* **GOAL OF THE EXERCISE**: Your answer should consist of each line below that contains the string "Hardware".

Entries from a dataset of interfaces:
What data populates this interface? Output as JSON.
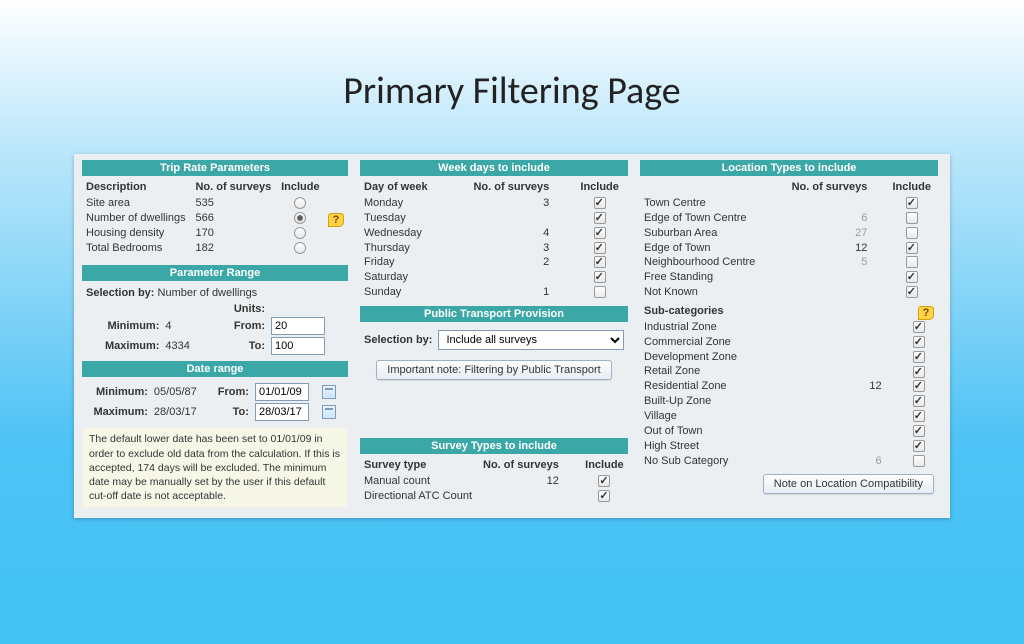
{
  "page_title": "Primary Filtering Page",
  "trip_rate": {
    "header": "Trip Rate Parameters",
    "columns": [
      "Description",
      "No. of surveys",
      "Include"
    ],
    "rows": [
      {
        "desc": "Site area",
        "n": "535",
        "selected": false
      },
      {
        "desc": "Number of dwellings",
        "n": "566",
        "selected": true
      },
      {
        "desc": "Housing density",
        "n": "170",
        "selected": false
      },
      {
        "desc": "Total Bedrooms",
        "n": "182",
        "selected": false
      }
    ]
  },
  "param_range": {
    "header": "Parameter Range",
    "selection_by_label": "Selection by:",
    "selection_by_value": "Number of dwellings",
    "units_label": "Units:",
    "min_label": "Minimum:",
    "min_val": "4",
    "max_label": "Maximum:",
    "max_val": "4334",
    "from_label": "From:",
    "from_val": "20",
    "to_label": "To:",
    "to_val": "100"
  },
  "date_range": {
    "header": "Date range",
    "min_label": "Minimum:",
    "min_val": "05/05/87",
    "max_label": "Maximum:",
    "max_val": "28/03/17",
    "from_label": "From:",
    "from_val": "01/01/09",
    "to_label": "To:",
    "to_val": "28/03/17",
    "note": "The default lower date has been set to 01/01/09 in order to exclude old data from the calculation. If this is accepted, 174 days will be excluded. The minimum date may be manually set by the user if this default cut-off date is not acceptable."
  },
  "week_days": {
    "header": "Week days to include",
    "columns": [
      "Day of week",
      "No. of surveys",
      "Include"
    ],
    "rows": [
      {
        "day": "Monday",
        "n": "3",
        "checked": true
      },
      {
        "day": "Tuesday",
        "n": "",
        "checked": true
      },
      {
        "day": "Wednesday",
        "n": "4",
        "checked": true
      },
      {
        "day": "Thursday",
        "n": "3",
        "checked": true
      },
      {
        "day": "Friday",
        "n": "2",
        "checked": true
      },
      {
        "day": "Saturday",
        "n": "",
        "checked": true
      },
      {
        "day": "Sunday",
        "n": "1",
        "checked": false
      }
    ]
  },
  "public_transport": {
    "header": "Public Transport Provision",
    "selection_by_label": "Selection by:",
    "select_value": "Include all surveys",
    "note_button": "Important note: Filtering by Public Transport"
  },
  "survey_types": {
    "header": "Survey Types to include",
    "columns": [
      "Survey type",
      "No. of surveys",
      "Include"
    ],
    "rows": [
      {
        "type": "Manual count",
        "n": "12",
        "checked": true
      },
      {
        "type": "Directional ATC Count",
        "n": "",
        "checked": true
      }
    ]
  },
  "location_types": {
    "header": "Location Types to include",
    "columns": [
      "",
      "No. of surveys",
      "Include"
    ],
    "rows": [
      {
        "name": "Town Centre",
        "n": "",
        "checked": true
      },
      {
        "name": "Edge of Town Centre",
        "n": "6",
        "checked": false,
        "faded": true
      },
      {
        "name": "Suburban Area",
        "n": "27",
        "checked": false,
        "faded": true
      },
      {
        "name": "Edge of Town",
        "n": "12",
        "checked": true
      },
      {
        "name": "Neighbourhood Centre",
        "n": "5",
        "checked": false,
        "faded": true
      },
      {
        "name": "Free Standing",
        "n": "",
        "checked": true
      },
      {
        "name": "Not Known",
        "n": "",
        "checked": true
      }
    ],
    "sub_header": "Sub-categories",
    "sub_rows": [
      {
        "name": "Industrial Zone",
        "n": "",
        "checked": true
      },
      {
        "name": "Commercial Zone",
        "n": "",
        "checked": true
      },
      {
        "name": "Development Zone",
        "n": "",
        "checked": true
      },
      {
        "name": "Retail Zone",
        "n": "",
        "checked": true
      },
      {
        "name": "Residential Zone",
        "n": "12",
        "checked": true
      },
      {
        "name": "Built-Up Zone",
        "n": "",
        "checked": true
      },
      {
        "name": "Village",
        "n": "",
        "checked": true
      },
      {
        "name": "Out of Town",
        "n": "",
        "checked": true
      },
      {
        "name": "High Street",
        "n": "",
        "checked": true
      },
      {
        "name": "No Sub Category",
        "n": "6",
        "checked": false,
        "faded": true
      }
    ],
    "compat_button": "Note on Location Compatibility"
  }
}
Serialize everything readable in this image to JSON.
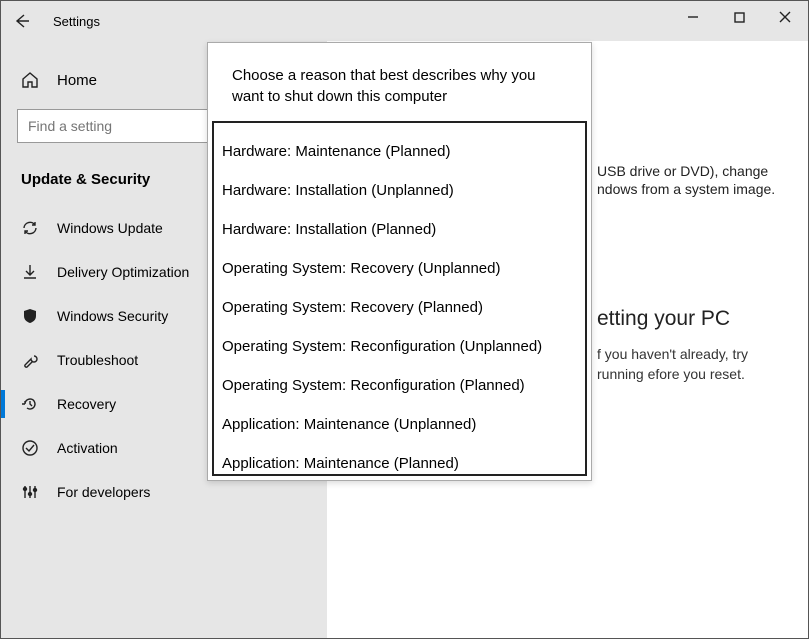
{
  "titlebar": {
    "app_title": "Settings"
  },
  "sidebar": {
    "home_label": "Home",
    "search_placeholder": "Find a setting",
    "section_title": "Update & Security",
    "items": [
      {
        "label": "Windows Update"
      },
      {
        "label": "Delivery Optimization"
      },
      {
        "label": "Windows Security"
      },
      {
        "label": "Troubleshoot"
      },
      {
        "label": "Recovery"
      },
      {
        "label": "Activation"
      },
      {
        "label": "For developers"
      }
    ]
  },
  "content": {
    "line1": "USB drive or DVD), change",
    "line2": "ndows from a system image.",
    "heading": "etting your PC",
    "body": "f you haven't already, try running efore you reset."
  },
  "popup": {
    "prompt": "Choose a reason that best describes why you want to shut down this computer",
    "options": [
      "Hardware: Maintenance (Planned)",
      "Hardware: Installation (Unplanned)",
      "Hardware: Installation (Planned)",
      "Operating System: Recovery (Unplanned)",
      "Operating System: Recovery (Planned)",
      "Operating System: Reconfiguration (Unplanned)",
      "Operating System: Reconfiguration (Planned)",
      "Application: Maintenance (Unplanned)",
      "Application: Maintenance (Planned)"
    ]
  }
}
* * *
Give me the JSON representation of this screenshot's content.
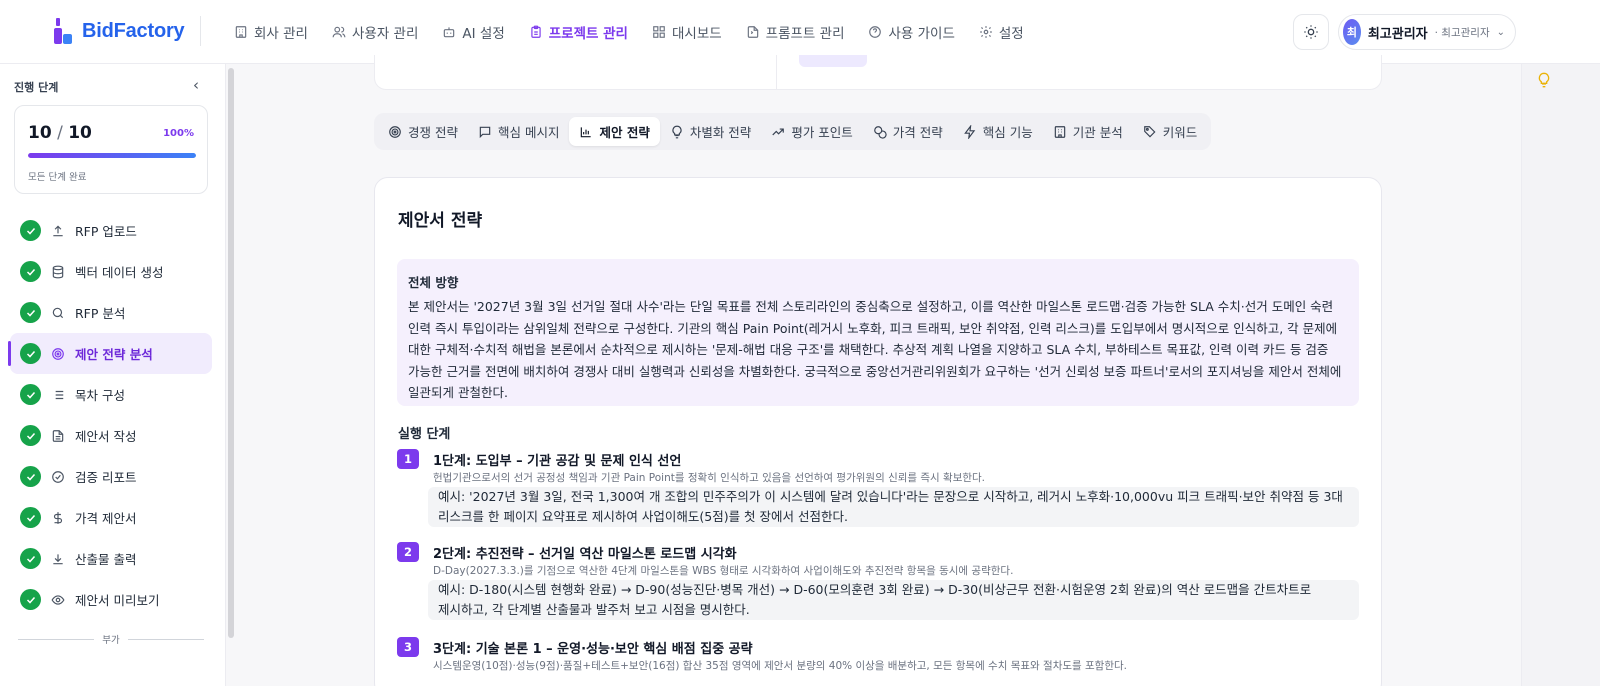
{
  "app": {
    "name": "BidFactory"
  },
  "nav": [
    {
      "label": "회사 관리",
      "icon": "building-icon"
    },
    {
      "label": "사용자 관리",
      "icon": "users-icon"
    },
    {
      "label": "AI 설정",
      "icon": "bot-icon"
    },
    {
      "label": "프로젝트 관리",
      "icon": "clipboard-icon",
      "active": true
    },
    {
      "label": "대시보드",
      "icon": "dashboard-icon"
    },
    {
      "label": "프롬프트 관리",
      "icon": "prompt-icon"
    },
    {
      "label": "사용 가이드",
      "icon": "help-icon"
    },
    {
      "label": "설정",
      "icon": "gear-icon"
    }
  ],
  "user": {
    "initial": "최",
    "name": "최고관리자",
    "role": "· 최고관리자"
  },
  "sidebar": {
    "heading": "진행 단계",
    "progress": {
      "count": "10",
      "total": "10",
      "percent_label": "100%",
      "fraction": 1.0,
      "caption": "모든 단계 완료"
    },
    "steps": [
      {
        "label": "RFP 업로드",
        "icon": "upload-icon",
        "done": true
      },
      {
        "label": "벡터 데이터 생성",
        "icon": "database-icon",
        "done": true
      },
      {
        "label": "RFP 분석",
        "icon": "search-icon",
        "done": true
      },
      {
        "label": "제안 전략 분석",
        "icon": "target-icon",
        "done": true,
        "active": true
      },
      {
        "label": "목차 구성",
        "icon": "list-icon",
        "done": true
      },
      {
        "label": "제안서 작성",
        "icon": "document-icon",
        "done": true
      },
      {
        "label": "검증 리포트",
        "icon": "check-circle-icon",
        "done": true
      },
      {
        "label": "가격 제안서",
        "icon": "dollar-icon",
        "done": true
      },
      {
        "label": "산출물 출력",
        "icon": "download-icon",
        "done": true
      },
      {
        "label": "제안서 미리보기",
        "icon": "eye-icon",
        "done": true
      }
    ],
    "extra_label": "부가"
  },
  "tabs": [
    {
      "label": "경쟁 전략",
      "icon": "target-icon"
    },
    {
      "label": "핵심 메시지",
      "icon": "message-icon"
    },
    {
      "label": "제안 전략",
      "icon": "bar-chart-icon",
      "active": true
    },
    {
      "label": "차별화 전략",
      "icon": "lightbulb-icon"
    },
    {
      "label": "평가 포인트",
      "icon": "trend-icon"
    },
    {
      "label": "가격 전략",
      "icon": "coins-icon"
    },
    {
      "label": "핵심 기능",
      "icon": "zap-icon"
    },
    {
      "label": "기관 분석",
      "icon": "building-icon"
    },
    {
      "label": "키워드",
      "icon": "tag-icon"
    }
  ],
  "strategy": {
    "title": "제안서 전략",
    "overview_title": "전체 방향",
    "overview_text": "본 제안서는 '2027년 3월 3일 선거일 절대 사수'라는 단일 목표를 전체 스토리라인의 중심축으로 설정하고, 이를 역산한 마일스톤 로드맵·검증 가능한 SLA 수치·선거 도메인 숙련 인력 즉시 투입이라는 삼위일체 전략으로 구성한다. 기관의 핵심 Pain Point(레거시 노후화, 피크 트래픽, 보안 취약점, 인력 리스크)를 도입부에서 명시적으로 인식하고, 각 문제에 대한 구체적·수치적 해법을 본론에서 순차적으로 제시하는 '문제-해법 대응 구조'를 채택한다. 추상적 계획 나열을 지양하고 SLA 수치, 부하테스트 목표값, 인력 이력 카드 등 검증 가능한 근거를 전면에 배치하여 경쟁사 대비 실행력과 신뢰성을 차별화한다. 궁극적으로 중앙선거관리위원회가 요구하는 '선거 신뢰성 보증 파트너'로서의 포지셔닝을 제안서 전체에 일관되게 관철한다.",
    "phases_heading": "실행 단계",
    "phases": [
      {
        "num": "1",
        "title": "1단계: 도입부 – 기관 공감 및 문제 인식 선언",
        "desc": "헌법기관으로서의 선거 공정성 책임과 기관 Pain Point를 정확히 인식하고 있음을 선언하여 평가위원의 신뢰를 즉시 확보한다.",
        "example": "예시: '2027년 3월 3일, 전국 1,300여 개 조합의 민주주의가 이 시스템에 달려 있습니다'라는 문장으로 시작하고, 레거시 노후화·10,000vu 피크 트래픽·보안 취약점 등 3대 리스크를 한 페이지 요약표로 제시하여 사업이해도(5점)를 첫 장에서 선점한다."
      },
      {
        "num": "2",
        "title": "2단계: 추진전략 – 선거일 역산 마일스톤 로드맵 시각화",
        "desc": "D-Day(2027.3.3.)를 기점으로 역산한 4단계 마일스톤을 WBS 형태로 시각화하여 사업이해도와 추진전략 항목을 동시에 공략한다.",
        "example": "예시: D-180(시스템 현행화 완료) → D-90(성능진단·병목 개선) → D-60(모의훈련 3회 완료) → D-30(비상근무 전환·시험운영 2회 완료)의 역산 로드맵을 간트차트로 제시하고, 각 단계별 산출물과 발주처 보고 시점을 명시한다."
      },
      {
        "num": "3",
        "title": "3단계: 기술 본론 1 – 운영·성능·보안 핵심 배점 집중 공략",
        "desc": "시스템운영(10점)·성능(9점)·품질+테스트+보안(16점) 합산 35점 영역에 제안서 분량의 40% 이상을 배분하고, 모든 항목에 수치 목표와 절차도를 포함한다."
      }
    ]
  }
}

* **WRITTEN RESPONSE**:
      "Hardware: Maintenance (Planned)",
      "Hardware: Installation (Unplanned)",
      "Hardware: Installation (Planned)",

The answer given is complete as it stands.